The International Organization of Securities Commissions today unveiled an information repository for central clearing requirements for OTC derivatives, which provides regulators and market participants with consolidated information on the clearing requirements of different jurisdictions.
By providing this information, IOSCO seeks to assist authorities in their rule making and help participants comply with the relevant regulations in the OTC derivatives market. The repository sets out central clearing requirements on a product-by-product level, and any exemptions from them. The information in the repository will be updated quarterly.
Established in February 2014, the repository has been available until now only to IOSCO members. IOSCO has since gained sufficient experience, and gathered enough information on central clearing requirements, to open the repository to the public.
The information in the repository is for reference only. Interested parties should refer to the original version of the relevant laws and regulations.
In February 2012, IOSCO released the report on Requirements for Mandatory Clearing in response to the G20 commitment to ensure that all standardized OTC derivatives contracts were cleared through central counterparties by end-2012. The report recommended that authorities communicate with one another regarding the implementation of mandatory clearing within their own jurisdictions, and encouraged IOSCO to explore the establishment of a central information repository to consolidate that information.
IOSCO welcomes suggestions from the public on how to improve the information repository and on other areas that should be covered. Interested parties should write to email@example.com.
NOTES TO THE EDITORS
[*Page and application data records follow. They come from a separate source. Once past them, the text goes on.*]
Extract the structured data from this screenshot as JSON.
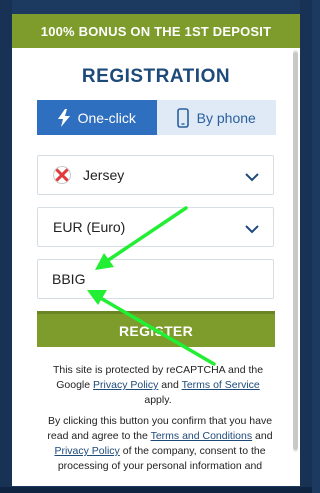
{
  "banner": {
    "text": "100% BONUS ON THE 1ST DEPOSIT"
  },
  "title": "REGISTRATION",
  "tabs": [
    {
      "label": "One-click",
      "icon": "lightning-icon",
      "active": true
    },
    {
      "label": "By phone",
      "icon": "phone-icon",
      "active": false
    }
  ],
  "country": {
    "value": "Jersey",
    "icon": "jersey-flag-icon"
  },
  "currency": {
    "value": "EUR (Euro)"
  },
  "promo": {
    "value": "BBIG"
  },
  "register_button": "REGISTER",
  "legal1": {
    "part1": "This site is protected by reCAPTCHA and the Google ",
    "privacy": "Privacy Policy",
    "and": " and ",
    "terms": "Terms of Service",
    "part2": " apply."
  },
  "legal2": {
    "part1": "By clicking this button you confirm that you have read and agree to the ",
    "terms": "Terms and Conditions",
    "and": " and ",
    "privacy": "Privacy Policy",
    "part2": " of the company, consent to the processing of your personal information and"
  },
  "colors": {
    "brand_green": "#7d9c2b",
    "brand_blue": "#2f6fbf",
    "title_blue": "#1e4a7a",
    "arrow_green": "#22ee33"
  }
}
1. IOSCO is the leading international policy forum for securities regulators and is recognized as the global standard setter for securities regulation. The organization’s membership regulates more than 95% of the world’s securities markets in more than 115 jurisdictions and it continues to expand.
2. The IOSCO Board is the governing and standard-setting body of the International Organization of Securities Commissions (IOSCO), and is made up of 32 securities regulators Mr Greg Medcraft, chairman of the Australian Securities and Investments Commission, is the chair of the IOSCO Board. The members of the IOSCO Board are the securities regulatory authorities of Argentina, Australia, Belgium, Brazil, China, France, Germany, Hong Kong, India, Italy, Japan, Korea, Malaysia, Mexico, Morocco, the Netherlands, Nigeria, Ontario, Pakistan, Peru, Portugal, Quebec, Romania, Saudi Arabia, Singapore, South Africa, Spain, Switzerland, Trinidad and Tobago, United Kingdom and the United States.
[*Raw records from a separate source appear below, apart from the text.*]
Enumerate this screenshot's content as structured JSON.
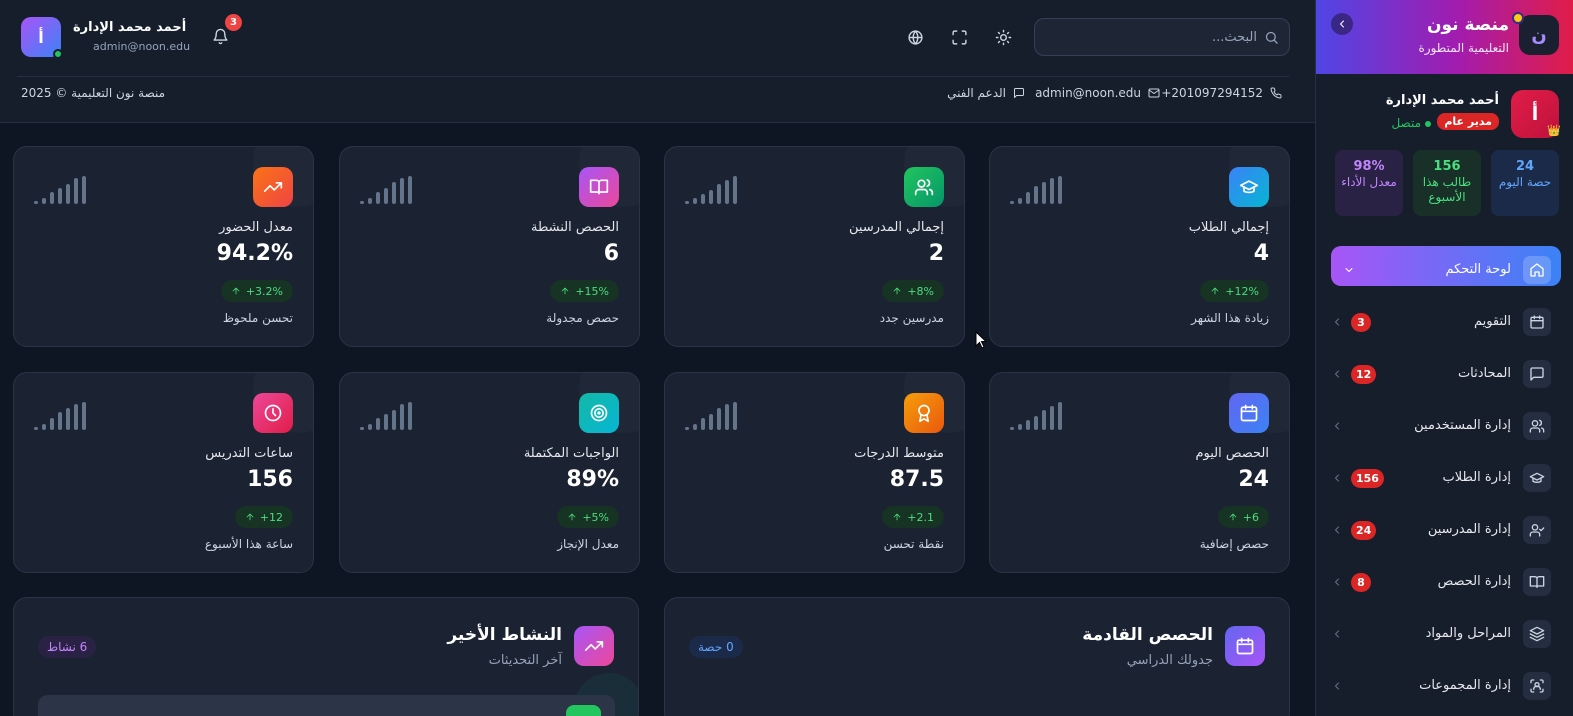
{
  "sidebar": {
    "brand_name": "منصة نون",
    "brand_tagline": "التعليمية المتطورة",
    "brand_logo_letter": "ن",
    "profile": {
      "initial": "أ",
      "name": "أحمد محمد الإدارة",
      "role": "مدير عام",
      "status": "متصل"
    },
    "stats": [
      {
        "value": "24",
        "label": "حصة اليوم",
        "color": "#60a5fa"
      },
      {
        "value": "156",
        "label": "طالب هذا الأسبوع",
        "color": "#4ade80"
      },
      {
        "value": "98%",
        "label": "معدل الأداء",
        "color": "#c084fc"
      }
    ],
    "nav": [
      {
        "label": "لوحة التحكم",
        "icon": "home-icon",
        "badge": "",
        "active": true
      },
      {
        "label": "التقويم",
        "icon": "calendar-icon",
        "badge": "3"
      },
      {
        "label": "المحادثات",
        "icon": "chat-icon",
        "badge": "12"
      },
      {
        "label": "إدارة المستخدمين",
        "icon": "users-icon",
        "badge": ""
      },
      {
        "label": "إدارة الطلاب",
        "icon": "graduation-cap-icon",
        "badge": "156"
      },
      {
        "label": "إدارة المدرسين",
        "icon": "user-check-icon",
        "badge": "24"
      },
      {
        "label": "إدارة الحصص",
        "icon": "book-icon",
        "badge": "8"
      },
      {
        "label": "المراحل والمواد",
        "icon": "layers-icon",
        "badge": ""
      },
      {
        "label": "إدارة المجموعات",
        "icon": "group-icon",
        "badge": ""
      }
    ]
  },
  "header": {
    "search_placeholder": "البحث...",
    "notifications_count": "3",
    "user": {
      "initial": "أ",
      "name": "أحمد محمد الإدارة",
      "email": "admin@noon.edu"
    },
    "contact": {
      "phone": "+201097294152",
      "email": "admin@noon.edu",
      "support": "الدعم الفني",
      "copyright": "منصة نون التعليمية © 2025"
    }
  },
  "stat_cards": [
    {
      "label": "إجمالي الطلاب",
      "value": "4",
      "change": "+12%",
      "footer": "زيادة هذا الشهر",
      "icon": "graduation-cap-icon",
      "color": "#3b82f6",
      "color2": "#06b6d4"
    },
    {
      "label": "إجمالي المدرسين",
      "value": "2",
      "change": "+8%",
      "footer": "مدرسين جدد",
      "icon": "users-icon",
      "color": "#22c55e",
      "color2": "#059669"
    },
    {
      "label": "الحصص النشطة",
      "value": "6",
      "change": "+15%",
      "footer": "حصص مجدولة",
      "icon": "book-open-icon",
      "color": "#a855f7",
      "color2": "#ec4899"
    },
    {
      "label": "معدل الحضور",
      "value": "94.2%",
      "change": "+3.2%",
      "footer": "تحسن ملحوظ",
      "icon": "trending-up-icon",
      "color": "#f97316",
      "color2": "#ef4444"
    },
    {
      "label": "الحصص اليوم",
      "value": "24",
      "change": "+6",
      "footer": "حصص إضافية",
      "icon": "calendar-icon",
      "color": "#6366f1",
      "color2": "#3b82f6"
    },
    {
      "label": "متوسط الدرجات",
      "value": "87.5",
      "change": "+2.1",
      "footer": "نقطة تحسن",
      "icon": "award-icon",
      "color": "#f59e0b",
      "color2": "#ea580c"
    },
    {
      "label": "الواجبات المكتملة",
      "value": "89%",
      "change": "+5%",
      "footer": "معدل الإنجاز",
      "icon": "target-icon",
      "color": "#14b8a6",
      "color2": "#06b6d4"
    },
    {
      "label": "ساعات التدريس",
      "value": "156",
      "change": "+12",
      "footer": "ساعة هذا الأسبوع",
      "icon": "clock-icon",
      "color": "#ec4899",
      "color2": "#e11d48"
    }
  ],
  "panels": {
    "upcoming": {
      "title": "الحصص القادمة",
      "subtitle": "جدولك الدراسي",
      "count": "0 حصة"
    },
    "activity": {
      "title": "النشاط الأخير",
      "subtitle": "آخر التحديثات",
      "count": "6 نشاط"
    }
  }
}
3. The Growth and Emerging Markets Committee is the largest Committee within IOSCO, representing 75 per cent of the IOSCO membership. Mr. Ranjit Ajit Singh, Chairman, Securities Commission, Malaysia, and Vice Chair of the IOSCO Board, is the Chair of the GEM. The Committee endeavors to promote the development and greater efficiency of emerging securities and futures markets by establishing principles and minimum standards, providing training programs and technical assistance for members and facilitating the exchange of information and transfer of technology and expertise.
4. IOSCO aims through its permanent structures:
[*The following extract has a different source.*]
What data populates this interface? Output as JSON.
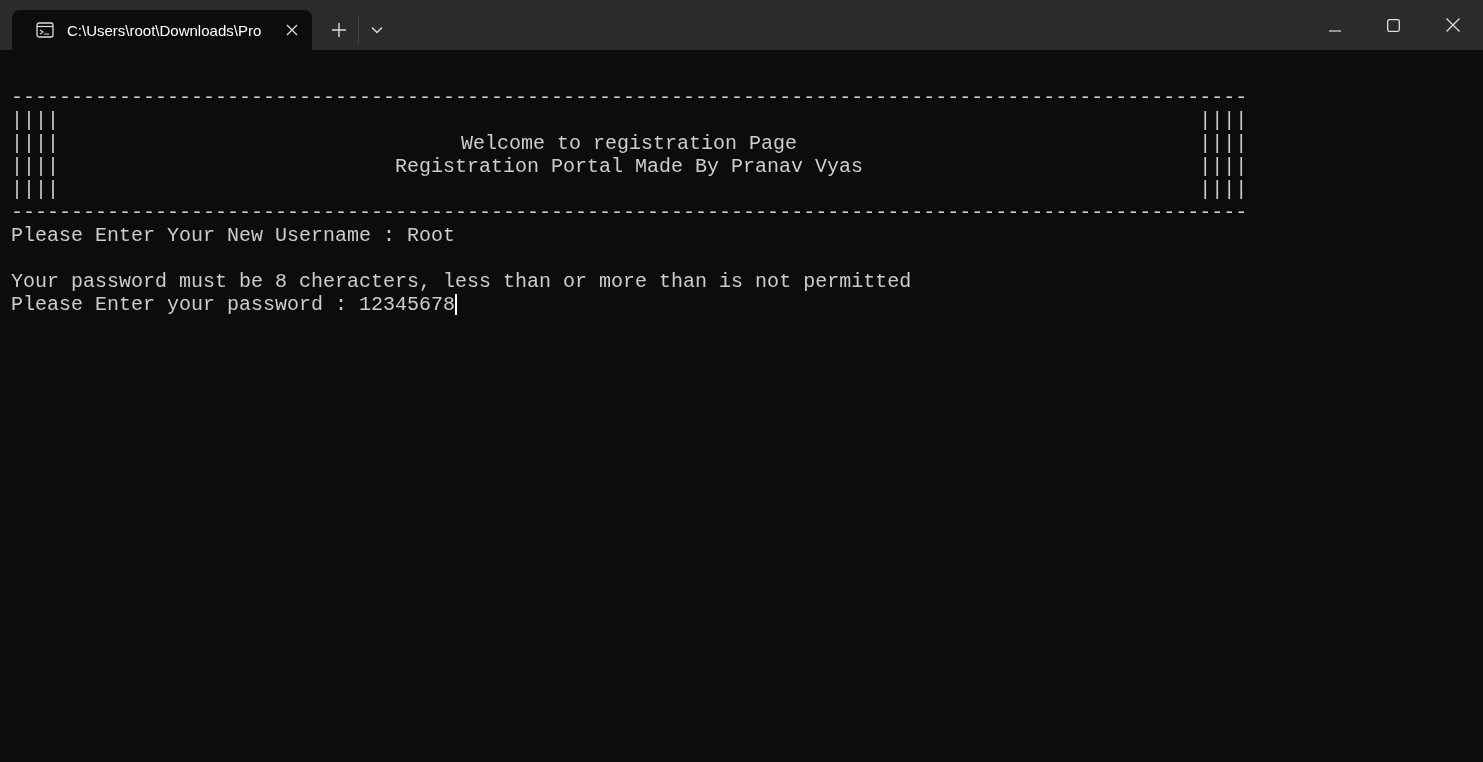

• to cooperate in developing, implementing and promoting adherence to internationally recognized and consistent standards of regulation, oversight and enforcement in order to protect investors, maintain fair, efficient and transparent markets, and seek to address systemic risks;
• to enhance investor protection and promote investor confidence in the integrity of securities markets, through strengthened information exchange and cooperation in enforcement against misconduct and in supervision of markets and market intermediaries; and
• to exchange information at both global and regional levels on their respective experiences in order to assist the development of markets, strengthen market infrastructure and implement appropriate regulation.